WikiLeaks said it released 167 emails from Stratfor intelligence gathering company
WikiLeaks said it released 167 emails from Stratfor intelligence gathering company Anonymous

WikiLeaks released more than 5 million e-mails Monday hacked from U.S.-based global intelligence firm Strategy Forecasting Inc. (Stratfor), revealing an alleged plan between the firm's CEO and a Goldman Sachs executive to set up an investment fund that would rely on inside information gathered by the company.

A September 2011 company-wide e-mail composed by Stratfor CEO George Friedman indicates that Goldman Sachs financial adviser and former Managing Director Shea Morenz was directly involved in the establishment of the investment fund StratCap.

Shea Morenz provided us with two opportunities, wrote Friedman.

First, he made an investment in Stratfor designed to give us the capital needed to build our staff and our marketing. Second, he proposed a new venture, StratCap, which would allow us to utilize the intelligence we were gathering about the world in a new but related venue -- an investment fund. Where we had previously advised other hedge funds. We would now have our own, itself fully funded by Shea.

Morenz recently joined the board of directors at Stratfor and has been named CEO of StratCap, due to launch in early spring of 2012. The investment fund was set up offshore and made to appear legally independent from U.S.-based Stratfor, but the distinction is but a formality.

Do not think of StratCap as an outside organization, wrote Friedman in the same e-mail.

It will be integral to Stratfor, in the sense that much of the intelligence we are developing is useful to Stratcap as well as Stratfor. The organizational and legal distinctions are real and important, but StratCap is linked to Stratfor intellectually and contractually. It will be useful to you if, for the sake of convenience, you think of it as another aspect of Stratfor and Shea as another executive in Stratfor.

Stratfor released a statement Monday, according to Reuters, saying some of the leaked e-mails may be forged or altered to include inaccuracies; some may be authentic.
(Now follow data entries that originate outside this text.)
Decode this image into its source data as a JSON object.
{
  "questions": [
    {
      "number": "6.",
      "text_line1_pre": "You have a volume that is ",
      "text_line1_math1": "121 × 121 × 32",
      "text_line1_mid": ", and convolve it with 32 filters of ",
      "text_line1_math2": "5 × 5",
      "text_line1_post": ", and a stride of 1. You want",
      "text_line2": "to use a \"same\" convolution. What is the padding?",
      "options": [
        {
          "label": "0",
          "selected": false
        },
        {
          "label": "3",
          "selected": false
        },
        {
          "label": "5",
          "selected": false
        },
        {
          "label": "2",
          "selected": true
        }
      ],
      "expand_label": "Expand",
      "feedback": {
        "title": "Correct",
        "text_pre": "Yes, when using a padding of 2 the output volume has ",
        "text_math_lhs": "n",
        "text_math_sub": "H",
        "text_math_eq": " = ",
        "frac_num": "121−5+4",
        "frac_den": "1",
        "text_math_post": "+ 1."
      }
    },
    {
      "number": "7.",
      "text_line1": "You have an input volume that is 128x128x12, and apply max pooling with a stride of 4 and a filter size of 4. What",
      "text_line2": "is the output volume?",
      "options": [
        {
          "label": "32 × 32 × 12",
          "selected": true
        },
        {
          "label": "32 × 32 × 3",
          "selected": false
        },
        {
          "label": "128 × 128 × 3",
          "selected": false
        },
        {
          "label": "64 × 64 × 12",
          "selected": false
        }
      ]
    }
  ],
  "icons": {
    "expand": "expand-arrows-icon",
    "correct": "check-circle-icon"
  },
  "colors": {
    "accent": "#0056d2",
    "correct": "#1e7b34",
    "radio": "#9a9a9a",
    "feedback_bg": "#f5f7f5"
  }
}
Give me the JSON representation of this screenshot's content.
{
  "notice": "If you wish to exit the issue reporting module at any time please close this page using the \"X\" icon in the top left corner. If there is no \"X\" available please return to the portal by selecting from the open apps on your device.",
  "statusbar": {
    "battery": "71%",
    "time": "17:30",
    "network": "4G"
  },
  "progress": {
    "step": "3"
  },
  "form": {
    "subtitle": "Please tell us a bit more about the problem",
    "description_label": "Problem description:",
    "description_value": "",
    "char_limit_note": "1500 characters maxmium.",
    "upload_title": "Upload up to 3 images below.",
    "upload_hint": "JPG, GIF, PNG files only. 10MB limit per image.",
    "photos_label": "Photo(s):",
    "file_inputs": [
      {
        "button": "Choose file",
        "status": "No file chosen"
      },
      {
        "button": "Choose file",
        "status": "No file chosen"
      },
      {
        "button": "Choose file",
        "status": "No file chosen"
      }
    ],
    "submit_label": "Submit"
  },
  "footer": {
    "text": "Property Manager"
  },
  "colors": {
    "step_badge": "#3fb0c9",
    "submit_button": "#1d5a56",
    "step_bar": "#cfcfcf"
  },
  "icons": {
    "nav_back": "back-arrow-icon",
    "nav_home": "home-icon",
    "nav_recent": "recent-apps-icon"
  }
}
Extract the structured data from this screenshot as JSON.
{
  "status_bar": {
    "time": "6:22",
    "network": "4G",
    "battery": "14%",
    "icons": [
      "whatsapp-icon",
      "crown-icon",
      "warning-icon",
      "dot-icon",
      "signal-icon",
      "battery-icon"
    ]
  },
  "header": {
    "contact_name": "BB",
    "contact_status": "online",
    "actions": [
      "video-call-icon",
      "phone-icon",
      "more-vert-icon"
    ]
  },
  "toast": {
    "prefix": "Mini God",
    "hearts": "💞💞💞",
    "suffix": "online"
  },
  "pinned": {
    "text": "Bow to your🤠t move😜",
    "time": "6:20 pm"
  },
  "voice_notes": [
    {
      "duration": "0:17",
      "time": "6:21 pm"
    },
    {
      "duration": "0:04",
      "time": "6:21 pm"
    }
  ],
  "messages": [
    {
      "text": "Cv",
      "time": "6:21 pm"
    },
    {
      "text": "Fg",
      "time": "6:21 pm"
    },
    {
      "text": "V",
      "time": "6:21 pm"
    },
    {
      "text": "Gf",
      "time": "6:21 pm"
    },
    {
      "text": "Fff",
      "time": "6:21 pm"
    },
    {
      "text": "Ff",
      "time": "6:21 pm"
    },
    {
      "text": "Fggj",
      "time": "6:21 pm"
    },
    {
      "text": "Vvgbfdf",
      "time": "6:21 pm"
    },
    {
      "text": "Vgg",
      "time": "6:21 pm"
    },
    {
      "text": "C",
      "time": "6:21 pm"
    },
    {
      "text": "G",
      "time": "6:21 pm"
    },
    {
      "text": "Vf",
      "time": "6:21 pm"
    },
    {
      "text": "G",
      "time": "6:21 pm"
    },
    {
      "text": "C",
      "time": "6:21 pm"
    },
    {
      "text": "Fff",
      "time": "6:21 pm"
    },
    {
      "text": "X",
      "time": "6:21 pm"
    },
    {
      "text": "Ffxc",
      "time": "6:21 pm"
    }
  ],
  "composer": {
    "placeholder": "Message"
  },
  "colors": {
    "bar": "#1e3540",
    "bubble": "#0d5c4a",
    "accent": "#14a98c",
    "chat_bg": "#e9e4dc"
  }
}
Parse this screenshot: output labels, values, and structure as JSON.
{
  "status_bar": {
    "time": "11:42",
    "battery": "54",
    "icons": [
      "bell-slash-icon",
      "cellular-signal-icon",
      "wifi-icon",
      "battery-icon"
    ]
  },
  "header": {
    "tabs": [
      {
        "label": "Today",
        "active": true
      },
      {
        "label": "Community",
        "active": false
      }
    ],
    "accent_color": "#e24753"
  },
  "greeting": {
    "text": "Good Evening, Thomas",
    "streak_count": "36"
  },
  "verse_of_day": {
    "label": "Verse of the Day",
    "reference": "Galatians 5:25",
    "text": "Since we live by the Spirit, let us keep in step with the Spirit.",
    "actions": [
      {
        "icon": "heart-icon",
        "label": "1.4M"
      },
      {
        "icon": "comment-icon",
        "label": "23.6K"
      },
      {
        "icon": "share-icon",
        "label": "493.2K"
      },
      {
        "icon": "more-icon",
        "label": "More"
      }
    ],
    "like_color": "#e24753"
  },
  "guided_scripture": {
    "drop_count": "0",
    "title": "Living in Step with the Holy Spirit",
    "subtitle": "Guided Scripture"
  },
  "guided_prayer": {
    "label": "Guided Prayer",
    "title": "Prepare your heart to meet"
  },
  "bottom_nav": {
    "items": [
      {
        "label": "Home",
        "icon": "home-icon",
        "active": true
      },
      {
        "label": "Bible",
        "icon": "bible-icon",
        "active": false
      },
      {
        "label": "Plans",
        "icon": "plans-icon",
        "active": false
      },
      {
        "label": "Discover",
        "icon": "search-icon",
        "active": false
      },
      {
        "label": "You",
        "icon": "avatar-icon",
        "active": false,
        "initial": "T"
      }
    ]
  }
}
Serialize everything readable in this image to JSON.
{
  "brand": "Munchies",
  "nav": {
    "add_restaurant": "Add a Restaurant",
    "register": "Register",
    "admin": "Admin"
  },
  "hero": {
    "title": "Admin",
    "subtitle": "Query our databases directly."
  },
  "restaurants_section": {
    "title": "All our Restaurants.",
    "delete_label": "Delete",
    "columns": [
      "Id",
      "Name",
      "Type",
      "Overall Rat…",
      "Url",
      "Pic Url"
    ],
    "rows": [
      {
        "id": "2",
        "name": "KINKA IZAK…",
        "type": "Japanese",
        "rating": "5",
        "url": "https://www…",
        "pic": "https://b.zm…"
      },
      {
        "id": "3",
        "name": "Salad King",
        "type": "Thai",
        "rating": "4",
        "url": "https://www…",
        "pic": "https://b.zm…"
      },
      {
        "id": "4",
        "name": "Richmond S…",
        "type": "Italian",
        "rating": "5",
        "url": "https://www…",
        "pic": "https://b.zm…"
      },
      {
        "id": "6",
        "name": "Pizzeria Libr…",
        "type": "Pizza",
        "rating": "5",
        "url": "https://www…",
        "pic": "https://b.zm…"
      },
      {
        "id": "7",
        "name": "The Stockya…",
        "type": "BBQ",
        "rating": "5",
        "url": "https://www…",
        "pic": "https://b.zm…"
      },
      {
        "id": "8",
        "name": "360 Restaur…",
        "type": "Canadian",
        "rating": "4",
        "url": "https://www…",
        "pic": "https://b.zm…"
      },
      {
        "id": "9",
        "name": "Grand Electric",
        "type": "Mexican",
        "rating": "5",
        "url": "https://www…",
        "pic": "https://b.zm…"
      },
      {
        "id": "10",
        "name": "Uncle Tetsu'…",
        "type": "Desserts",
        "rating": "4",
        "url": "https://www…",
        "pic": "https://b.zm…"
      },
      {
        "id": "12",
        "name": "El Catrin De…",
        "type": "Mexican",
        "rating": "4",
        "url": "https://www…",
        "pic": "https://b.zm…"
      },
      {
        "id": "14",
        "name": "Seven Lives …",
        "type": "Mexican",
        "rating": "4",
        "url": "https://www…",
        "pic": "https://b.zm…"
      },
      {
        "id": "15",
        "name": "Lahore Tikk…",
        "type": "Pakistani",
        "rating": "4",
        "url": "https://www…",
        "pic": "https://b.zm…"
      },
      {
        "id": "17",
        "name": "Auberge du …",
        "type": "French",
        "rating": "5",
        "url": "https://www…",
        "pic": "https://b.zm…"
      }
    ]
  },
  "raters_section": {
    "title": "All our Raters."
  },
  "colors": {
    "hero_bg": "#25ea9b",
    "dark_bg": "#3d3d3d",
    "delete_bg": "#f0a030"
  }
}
We will not validate either, the statement read. Nor will we explain the thinking that went into them. Having had our property stolen, we will not be victimized twice by submitting to questioning about them.

The company, established by Friedman in 1996 in Austin, Texas, provides a subscriber-based global intelligence service, including information relating to national security and geopolitical analyses of economic markets, much of it gathered through its international network of agents -- in essence, a private sector analog of the CIA.

Insider Trading and the Law

That StratCap is an investment arm of Stratfor in all but name is not necessarily a legal transgression in and of itself.

John C. Coates, Professor of Law and Economics at Harvard, explained that laws governing insider trading do not proscribe a company, whether or not it is a subsidiary of another, from making investments based on market information obtained through another company, so long as the information itself does not violate insider trading statutes.

What a company cannot do is trade based on confidential information -- surreptitiously obtained, by definition -- that could affect the value of the shares it is trading.

In short, StratCap's formal appearance of separation from Stratfor would ultimately not protect it from prosecution under insider trading laws if it were to engage in such activity.

UC Berkeley Law Professor Eric Talley said that setting up StratCap as a separate legal entity serves primarily as a buffer for Statfor against liability should StratCap go bankrupt. Talley added that StratCap could theoretically claim plausible deniability, if it traded on confidential information provided to it by Stratfor, but that such an argument would not likely hold up in court.

There is no information yet that confirms StratCap had intended to engage in insider trading, though it would be getting privileged access to information gathered by Stratfor without having to inform the company's shareholders about its investments. Talley said this opens up a legal gray area that is conducive to insider trading, but not directly engaged in the practice.

Having been prematurely exposed before its expected launch, it is not clear if the StratCap venture is operating at present.